17. THE PRESENT OF PAST ACTION STILL IN PROGRESS. The Present Indicative, accompanied by an adverbial expression denoting duration and referring to past time, is sometimes used in Greek, as in German, to describe an action which, beginning in past time, is still in progress at the time of speaking. English idiom requires the use of the Perfect in such cases. HA. 826; G. 1258.

Acts 15:21; Mwu?sh/j ga.r evk genew/n avrcai,wn kata. po,lin tou.j khru,ssontaj auvto.n, for Moses from generations of old has had in every city them that preached him. See also Luke 13:7, e;rcomai, 15:29, douleu,w, John 5:6, e;cei; 2 Tim. 3:15, oi=daj. This Present is almost always incorrectly rendered in R.V.
REM. Cf. Br. 156, "Das Prasens in Verbindung mit pa,roj, pa,lai, pote, wurde seit Homer gebraucht, um eine Handlung auszudrucken, die sich durch die Vergangenheit bis zur Zeit des Sprechens hinzieht." In the New Testament examples definite expressions of past time occur in place of the adverbs pa,roj, etc.

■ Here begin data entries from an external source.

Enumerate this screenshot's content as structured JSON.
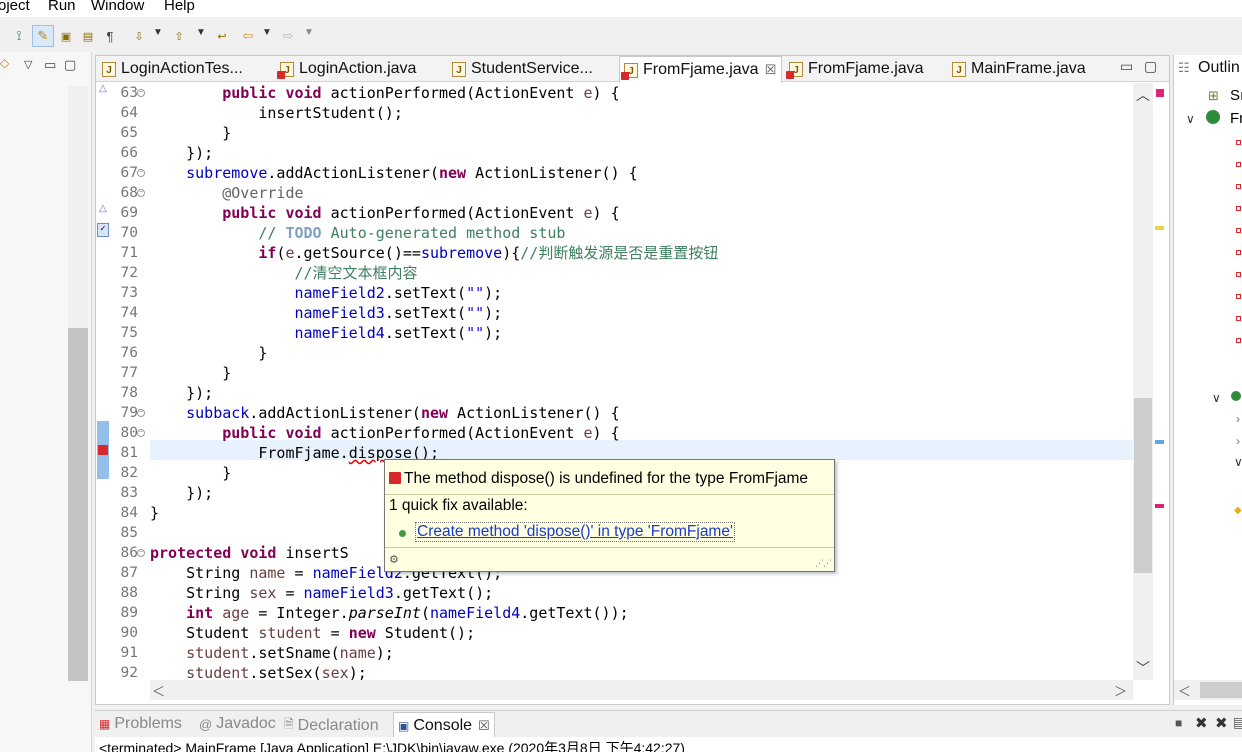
{
  "menu": {
    "items": [
      "oject",
      "Run",
      "Window",
      "Help"
    ]
  },
  "editor": {
    "tabs": [
      {
        "label": "LoginActionTes...",
        "active": false,
        "error": false
      },
      {
        "label": "LoginAction.java",
        "active": false,
        "error": true
      },
      {
        "label": "StudentService...",
        "active": false,
        "error": false
      },
      {
        "label": "FromFjame.java",
        "active": true,
        "error": true,
        "close": "☒"
      },
      {
        "label": "FromFjame.java",
        "active": false,
        "error": true
      },
      {
        "label": "MainFrame.java",
        "active": false,
        "error": false
      }
    ],
    "line_numbers": [
      "63",
      "64",
      "65",
      "66",
      "67",
      "68",
      "69",
      "70",
      "71",
      "72",
      "73",
      "74",
      "75",
      "76",
      "77",
      "78",
      "79",
      "80",
      "81",
      "82",
      "83",
      "84",
      "85",
      "86",
      "87",
      "88",
      "89",
      "90",
      "91",
      "92"
    ],
    "code_lines": [
      "        public void actionPerformed(ActionEvent e) {",
      "            insertStudent();",
      "        }",
      "    });",
      "    subremove.addActionListener(new ActionListener() {",
      "        @Override",
      "        public void actionPerformed(ActionEvent e) {",
      "            // TODO Auto-generated method stub",
      "            if(e.getSource()==subremove){//判断触发源是否是重置按钮",
      "                //清空文本框内容",
      "                nameField2.setText(\"\");",
      "                nameField3.setText(\"\");",
      "                nameField4.setText(\"\");",
      "            }",
      "        }",
      "    });",
      "    subback.addActionListener(new ActionListener() {",
      "        public void actionPerformed(ActionEvent e) {",
      "            FromFjame.dispose();",
      "        }",
      "    });",
      "}",
      "",
      "protected void insertS",
      "    String name = nameField2.getText();",
      "    String sex = nameField3.getText();",
      "    int age = Integer.parseInt(nameField4.getText());",
      "    Student student = new Student();",
      "    student.setSname(name);",
      "    student.setSex(sex);"
    ]
  },
  "hover": {
    "title": "The method dispose() is undefined for the type FromFjame",
    "quickfix_count": "1 quick fix available:",
    "fix_link": "Create method 'dispose()' in type 'FromFjame'"
  },
  "outline": {
    "title": "Outlin",
    "items": [
      "Sı",
      "Fr"
    ]
  },
  "bottom_tabs": [
    "Problems",
    "Javadoc",
    "Declaration",
    "Console"
  ],
  "console": {
    "status": "<terminated> MainFrame [Java Application] E:\\JDK\\bin\\javaw.exe (2020年3月8日 下午4:42:27)"
  },
  "colors": {
    "keyword": "#7f0055",
    "field": "#0000c0",
    "comment": "#3f7f5f",
    "string": "#2a00ff",
    "current_line": "#e8f2fe",
    "hover_bg": "#ffffe1",
    "error_mark": "#d8282c"
  }
}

18. The Aorist Indicative, limited by an expression meaning up to this time, may also be used of acts beginning in past time and continuing to the time of speaking. Matt. 27:8; 28:15. Cf. 46, and 52.

19. Verbs in indirect discourse retain the point of view, as respects time, of the original statement; a Progressive Present in indirect discourse accordingly denotes action going on at the time, not of the quotation of the words, but of the original utterance of them. English usage in indirect discourse is different, and from this difference it results that a Greek Present Indicative standing in indirect discourse after a verb of past time must often be rendered by a verb of past time.

These cases, however, involve no special use of the Greek tense, and should not be confused with those of the Historical Present. Cf. 351-356.

20. PERIPHRASTIC FORM OF THE PRESENT. One of the clearly marked peculiarities of the Greek of the New Testament is the frequency with which periphrastic forms composed of a Present or Perfect Participle (Luke 23:19 is quite exceptional in its use of the Aorist Participle; cf. Ev. Pet. 23), and the Present, Imperfect, or Future Indicative, or the Present Subjunctive, Imperative, Infinitive, and even participle, of the verb eivmi, (rarely also u`pa,rcw), are used instead of the usual simple forms. Cf. 431, and see the full discussion with examples in B. pp. 308-313, and the list (not quite complete) in S. pp. 131ff.

Instances of the periphrastic Present Indicative are, however, few. The clear instances belong under the head of the General Present.

Matt. 27:33; eivj to,pon lego,menon Golgoqa/( o[ evstin Krani,ou To,poj lego,menoj, unto a place called Golgotha, which is called Place of a Skull. See also Matt. 1:23; Mark 5:41; 2 Cor. 2:17; 9:12.